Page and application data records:

◇ ◇ ◇ ◇

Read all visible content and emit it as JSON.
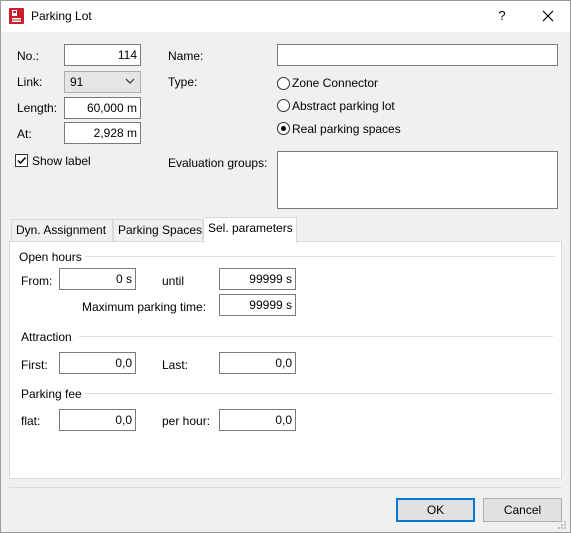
{
  "window": {
    "title": "Parking Lot",
    "help_label": "?",
    "close_label": "✕",
    "icon": "parking-lot-app-icon"
  },
  "general": {
    "no_label": "No.:",
    "no_value": "114",
    "link_label": "Link:",
    "link_value": "91",
    "length_label": "Length:",
    "length_value": "60,000 m",
    "at_label": "At:",
    "at_value": "2,928 m",
    "show_label_text": "Show label",
    "show_label_checked": true,
    "name_label": "Name:",
    "name_value": "",
    "type_label": "Type:",
    "type_options": [
      "Zone Connector",
      "Abstract parking lot",
      "Real parking spaces"
    ],
    "type_selected": "Real parking spaces",
    "evaluation_groups_label": "Evaluation groups:",
    "evaluation_groups_value": ""
  },
  "tabs": [
    "Dyn. Assignment",
    "Parking Spaces",
    "Sel. parameters"
  ],
  "active_tab": "Sel. parameters",
  "sel_parameters": {
    "open_hours_title": "Open hours",
    "from_label": "From:",
    "from_value": "0 s",
    "until_label": "until",
    "until_value": "99999 s",
    "max_parking_time_label": "Maximum parking time:",
    "max_parking_time_value": "99999 s",
    "attraction_title": "Attraction",
    "first_label": "First:",
    "first_value": "0,0",
    "last_label": "Last:",
    "last_value": "0,0",
    "parking_fee_title": "Parking fee",
    "flat_label": "flat:",
    "flat_value": "0,0",
    "per_hour_label": "per hour:",
    "per_hour_value": "0,0"
  },
  "buttons": {
    "ok_label": "OK",
    "cancel_label": "Cancel"
  },
  "colors": {
    "dialog_bg": "#f0f0f0",
    "accent": "#0078d7",
    "icon_red": "#c8202b"
  }
}
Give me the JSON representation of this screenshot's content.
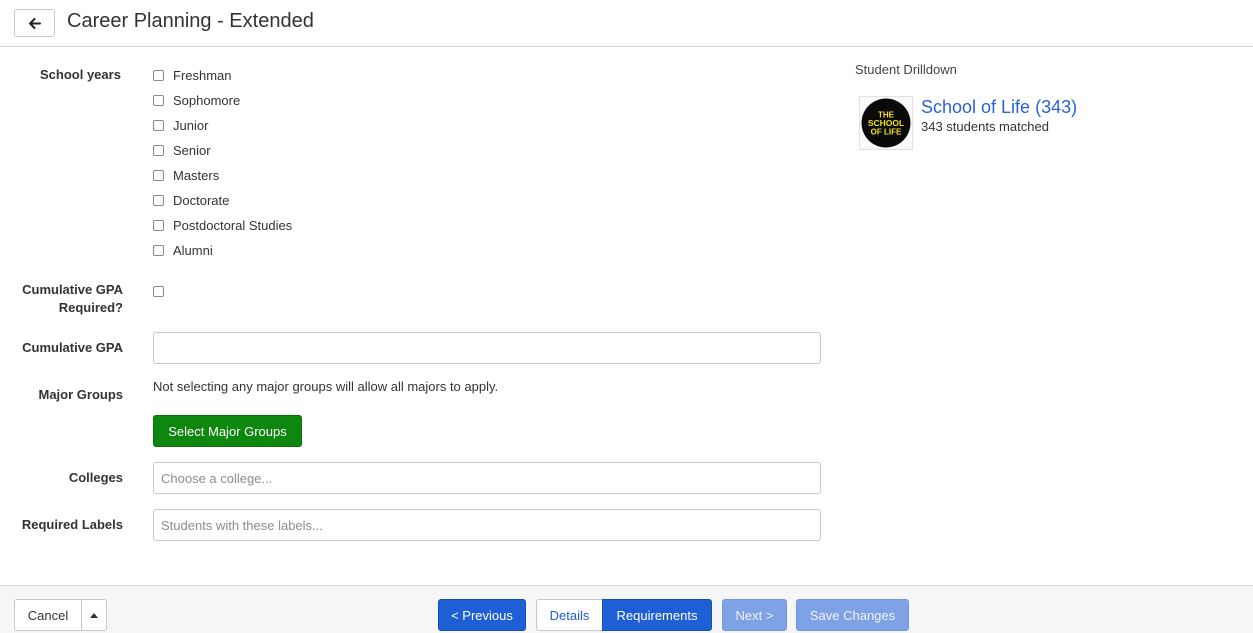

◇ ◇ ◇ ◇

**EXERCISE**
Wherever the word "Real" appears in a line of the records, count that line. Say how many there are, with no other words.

**ANSWER TO THIS TASK**
2